Healthcare workers award
On Monday 13 June we celebrated our healthcare support workers with a very special event to say thank you for all that they do and show how much they are valued. Staff were asked to nominate their colleagues for an award with five categories to choose from, and over 140 submissions were received. It wasn’t an easy task but they were whittled down to five overall winners and some very special commendations.
Governors update from our lead Governor, Pam Yannez
The Council of Governors has enjoyed a busy few months. After agreeing the need for a new Non-Executive Director role with workforce expertise, we worked with Hunter Healthcare to ensure a wide range of candidates and undertook the usual appointments process before approving the appointment of our new Non-Executive Director, Liz Bromley.
We have also been working to increase our public and staff membership and broaden its reach by working with the trust and community groups including the Youth Forum, Disability North and representatives from ethnic minority communities in our region.
This important work is in its earliest stages but we are already benefiting from the collaborative approach. We want to ensure that our membership and our Council of Governors fully represents the community that we serve.
Finally, the latest Council of Governor elections ended on 30 May and we are happy to welcome back two experienced Governors and to meet our six newly elected and two appointed Governors.
You can contact Pam and the Governors by emailing [email protected].
Awards and achievements
NHS Parliamentary Awards
Congratulations to Jackie Thompson, our North East and Yorkshire regional champion for Lifetime Achievement in the NHS Parliamentary Awards.
Jackie was one of hundreds of NHS staff and volunteers nominated by their MP as part of the awards and her team at the RVI was the first in the UK to manage housekeeping for COVID patients at a time when infection prevention control was key.
The overall winners will be announced at a national awards ceremony on 6 July in Westminster – a day after the NHS’s 74th birthday. You can read more here.
Consultant anaesthetist Dr Adnaan Querishi was also a finalist in this year’s National BAME Health and Care Awards, which celebrate the unsung heroes of the NHS and specialist BAME services. He was recognised in the ‘Digital Champion’ category for his work on creating Newcastle PROMs – a custom online platform to collect, analyse and report patient-reported outcomes following surgery.
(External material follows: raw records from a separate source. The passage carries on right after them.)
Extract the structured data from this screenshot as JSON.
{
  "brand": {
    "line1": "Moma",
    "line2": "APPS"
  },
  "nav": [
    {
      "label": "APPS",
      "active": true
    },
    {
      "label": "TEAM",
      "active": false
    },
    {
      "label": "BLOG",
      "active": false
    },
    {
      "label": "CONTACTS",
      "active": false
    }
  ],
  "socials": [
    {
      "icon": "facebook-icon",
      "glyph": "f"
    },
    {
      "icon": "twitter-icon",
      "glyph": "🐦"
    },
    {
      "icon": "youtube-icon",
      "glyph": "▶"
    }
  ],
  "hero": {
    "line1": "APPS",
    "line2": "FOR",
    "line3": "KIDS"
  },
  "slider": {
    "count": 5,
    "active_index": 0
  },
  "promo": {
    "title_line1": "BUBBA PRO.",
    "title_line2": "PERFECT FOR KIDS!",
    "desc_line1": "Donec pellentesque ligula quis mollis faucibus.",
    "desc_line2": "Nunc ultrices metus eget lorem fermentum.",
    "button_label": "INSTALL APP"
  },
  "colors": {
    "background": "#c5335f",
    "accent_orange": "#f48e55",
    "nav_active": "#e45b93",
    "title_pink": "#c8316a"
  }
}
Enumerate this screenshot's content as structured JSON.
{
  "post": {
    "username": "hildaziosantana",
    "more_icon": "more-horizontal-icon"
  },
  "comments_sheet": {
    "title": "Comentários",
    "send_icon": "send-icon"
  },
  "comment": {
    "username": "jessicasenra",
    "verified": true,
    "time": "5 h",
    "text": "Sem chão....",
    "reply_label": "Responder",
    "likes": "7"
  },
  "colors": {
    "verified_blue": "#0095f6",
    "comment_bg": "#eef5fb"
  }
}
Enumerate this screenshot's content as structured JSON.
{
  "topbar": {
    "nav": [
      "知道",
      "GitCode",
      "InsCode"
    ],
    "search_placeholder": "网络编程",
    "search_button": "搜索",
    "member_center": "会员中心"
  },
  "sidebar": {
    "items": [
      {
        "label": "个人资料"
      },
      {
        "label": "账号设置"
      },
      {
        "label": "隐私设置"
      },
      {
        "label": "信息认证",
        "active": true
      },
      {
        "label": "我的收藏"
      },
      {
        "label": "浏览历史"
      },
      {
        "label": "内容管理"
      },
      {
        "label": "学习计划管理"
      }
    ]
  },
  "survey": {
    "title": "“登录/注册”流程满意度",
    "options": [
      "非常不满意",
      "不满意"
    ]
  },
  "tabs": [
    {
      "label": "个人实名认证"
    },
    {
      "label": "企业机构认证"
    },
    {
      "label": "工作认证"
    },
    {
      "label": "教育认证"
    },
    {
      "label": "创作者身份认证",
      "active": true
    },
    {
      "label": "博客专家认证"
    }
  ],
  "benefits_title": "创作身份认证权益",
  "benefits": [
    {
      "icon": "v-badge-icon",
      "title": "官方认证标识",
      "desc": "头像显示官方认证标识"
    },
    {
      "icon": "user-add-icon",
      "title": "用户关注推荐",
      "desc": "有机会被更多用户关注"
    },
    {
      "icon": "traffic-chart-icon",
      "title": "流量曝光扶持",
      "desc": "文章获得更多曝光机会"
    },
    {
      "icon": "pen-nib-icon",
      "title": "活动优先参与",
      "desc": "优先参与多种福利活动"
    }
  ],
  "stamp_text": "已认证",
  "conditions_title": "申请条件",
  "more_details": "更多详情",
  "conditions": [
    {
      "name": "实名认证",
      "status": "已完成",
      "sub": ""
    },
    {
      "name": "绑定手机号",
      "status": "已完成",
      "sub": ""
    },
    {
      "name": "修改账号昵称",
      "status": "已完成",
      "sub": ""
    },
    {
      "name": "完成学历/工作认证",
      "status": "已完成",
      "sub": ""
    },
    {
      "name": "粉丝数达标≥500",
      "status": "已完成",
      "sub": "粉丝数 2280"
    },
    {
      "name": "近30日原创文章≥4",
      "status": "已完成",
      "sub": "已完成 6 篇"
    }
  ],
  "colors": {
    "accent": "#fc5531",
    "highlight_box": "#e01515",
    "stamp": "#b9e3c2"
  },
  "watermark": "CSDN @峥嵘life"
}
Financial rewards – It was great to see our finance team receive recognition at the HFMA Northern branch conference. Director of Finance, Angela Dragone, and Deputy Finance Director, David Reynolds, both ended their long and successful careers with lifetime achievement awards while the trust’s research finance team won ‘large finance team of the year.’
A special milestone
Emergency services from across the region came together this month to celebrate their 500th patient milestone for the North East and Cumbria’s lifesaving ‘Blood last on Board’ service.
The service – a collaboration between the trust, Great North Air Ambulance and volunteers from Blood Bikes Cumbria and Northumbria Blood Bike – was devised by Dr Rachel Hawes OBE, army reservist, consultant in anaesthesia / pre hospital emergency medicine at the RVI, and doctor at GNAAS.
It was introduced in 2015 and saw GNAAS begin to carry blood and plasma on board their aircraft and overnight cars. To celebrate treating 500 patients, a special reception was held at the RVI for patients who have received blood and their loved ones.
Congratulations to the Bubble Foundation who marked their 30th anniversary of becoming a registered charity and thank you for your tireless support to our specialist ‘bubble unit’ on ward 3 at The Great North Children’s Hospital